- You Don't Know Jack. . .Or Do You? Sherlockians have often speculated about why Jack the Ripper never appeared in Watson's published annals, even as one of the thinly-disguised surrogates the good doctor so often sketched for us. Now comes an intriguing twist on the matter, sent across the pond by the ever-alert Roger Johnson. It's an illustration from an 1888 pictorial newspaper called The Graphic. Although it looks for all the world like a Sidney Paget drawing of Holmes and Watson in hot pursuit, it isn't. Unsigned, and published nearly three years before Paget's first Holmes illustrations, it purports to show a group of vigilantes following a man they suspect of being the Whitechapel murderer, a.k.a. Jack the Ripper. Did Paget keep a "clippings file" that helped him find his muse? Or is it just a coincidence that this early illustration gave us such an uncanny preview of Holmes and the doctor?
- Meeting Notes from the Red Circle's June 21 meeting are available here.
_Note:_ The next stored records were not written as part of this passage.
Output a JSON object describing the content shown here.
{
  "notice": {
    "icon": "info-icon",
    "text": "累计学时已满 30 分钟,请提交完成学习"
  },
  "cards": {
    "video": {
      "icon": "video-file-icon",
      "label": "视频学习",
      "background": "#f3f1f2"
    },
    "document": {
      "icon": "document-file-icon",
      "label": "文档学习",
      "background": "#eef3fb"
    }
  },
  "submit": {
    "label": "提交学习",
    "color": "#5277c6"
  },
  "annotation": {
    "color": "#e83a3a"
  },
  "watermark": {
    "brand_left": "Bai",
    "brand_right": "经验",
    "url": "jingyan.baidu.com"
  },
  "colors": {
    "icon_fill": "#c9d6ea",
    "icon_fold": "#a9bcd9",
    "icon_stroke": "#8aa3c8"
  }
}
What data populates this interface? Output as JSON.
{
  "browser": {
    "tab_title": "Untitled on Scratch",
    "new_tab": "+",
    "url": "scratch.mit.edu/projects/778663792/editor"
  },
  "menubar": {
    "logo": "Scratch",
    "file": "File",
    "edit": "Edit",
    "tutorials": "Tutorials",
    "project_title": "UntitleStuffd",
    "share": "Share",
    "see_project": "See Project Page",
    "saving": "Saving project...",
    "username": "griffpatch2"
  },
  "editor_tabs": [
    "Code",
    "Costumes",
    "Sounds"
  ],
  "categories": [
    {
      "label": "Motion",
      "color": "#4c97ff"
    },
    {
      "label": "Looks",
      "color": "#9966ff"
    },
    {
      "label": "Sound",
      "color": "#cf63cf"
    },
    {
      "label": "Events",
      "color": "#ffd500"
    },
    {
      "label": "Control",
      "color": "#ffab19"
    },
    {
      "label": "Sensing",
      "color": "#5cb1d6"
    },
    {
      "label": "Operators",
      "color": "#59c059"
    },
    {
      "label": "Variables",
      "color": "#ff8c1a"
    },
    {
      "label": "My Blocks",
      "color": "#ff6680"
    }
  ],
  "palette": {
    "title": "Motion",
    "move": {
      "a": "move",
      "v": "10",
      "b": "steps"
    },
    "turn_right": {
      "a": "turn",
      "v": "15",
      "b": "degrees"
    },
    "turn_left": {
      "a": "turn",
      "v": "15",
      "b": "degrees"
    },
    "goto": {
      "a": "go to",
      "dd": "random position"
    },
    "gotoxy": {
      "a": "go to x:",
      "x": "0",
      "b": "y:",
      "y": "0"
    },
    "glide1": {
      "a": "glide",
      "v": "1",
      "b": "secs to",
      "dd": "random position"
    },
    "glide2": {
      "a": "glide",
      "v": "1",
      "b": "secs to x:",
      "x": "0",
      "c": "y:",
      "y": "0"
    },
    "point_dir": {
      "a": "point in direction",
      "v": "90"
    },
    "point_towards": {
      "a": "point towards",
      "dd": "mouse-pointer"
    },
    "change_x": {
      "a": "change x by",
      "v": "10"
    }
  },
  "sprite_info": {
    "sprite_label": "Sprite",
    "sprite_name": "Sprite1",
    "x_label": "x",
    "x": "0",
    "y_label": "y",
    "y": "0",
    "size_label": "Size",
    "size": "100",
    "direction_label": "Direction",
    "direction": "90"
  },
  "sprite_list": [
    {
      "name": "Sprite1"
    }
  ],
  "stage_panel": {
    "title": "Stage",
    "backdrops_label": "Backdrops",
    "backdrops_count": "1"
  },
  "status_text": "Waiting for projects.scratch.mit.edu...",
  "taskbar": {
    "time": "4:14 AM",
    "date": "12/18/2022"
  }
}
- The Sherlock Holmes Miscellany The husband and wife team of Roger Johnson and Jean Upton are among the true "black belts" in the world of Sherlock Holmes. . .those folks who have probably forgotten more about the great detective than most of us will ever know. Roger and Jean are two of the many bright lights of the Sherlock Holmes Society of London, and from their headquarters on the Master's home turf they warmly welcome all of us who cross their paths. Jean is also a member of The Red Circle, having attended meetings in 1988 and 1989. Their welcoming spirit is evident on every page of their new book, The Sherlock Holmes Miscellany. It is a remarkable work for one overriding reason: it serves admirably as a primer, speaking clearly, affectionately and authoritatively to Sherlockian newcomers, while at the same time giving old hands a valuable index to the details that devotees love to pursue. The films, the plays, the music, the important books are all referenced, not to mention statues, food, pipes, deerstalkers and the location of Watson's wound. The work is thoroughly up-to-date (for now, anyway!), and will always claim a place on the reference shelves of Sherlockians and Holmesians. When in A Study in Scarlet Holmes warned Watson of the dangers of overfilling one's "brain attic" with things that can be looked up easily, he must have had resources like The Sherlock Holmes Miscellany in mind. It is strongly recommended and is available from the usual suspects, including amazon. -- Alan Rettig
- Scuttlebutt: One Fixed Point in a Changing Age Our own Peter Blau's monthly Scuttlebutt from the Spermaceti Press has endured for more than four decades, and has a permanent home right here on our website. It's the most remarkable collection of Sherlockian news and notes anywhere, and your webmaster recommends a monthly visit. The December edition is available now, as are past numbers. It's just a click away--use the "Scuttlebutt" button at the top of the page.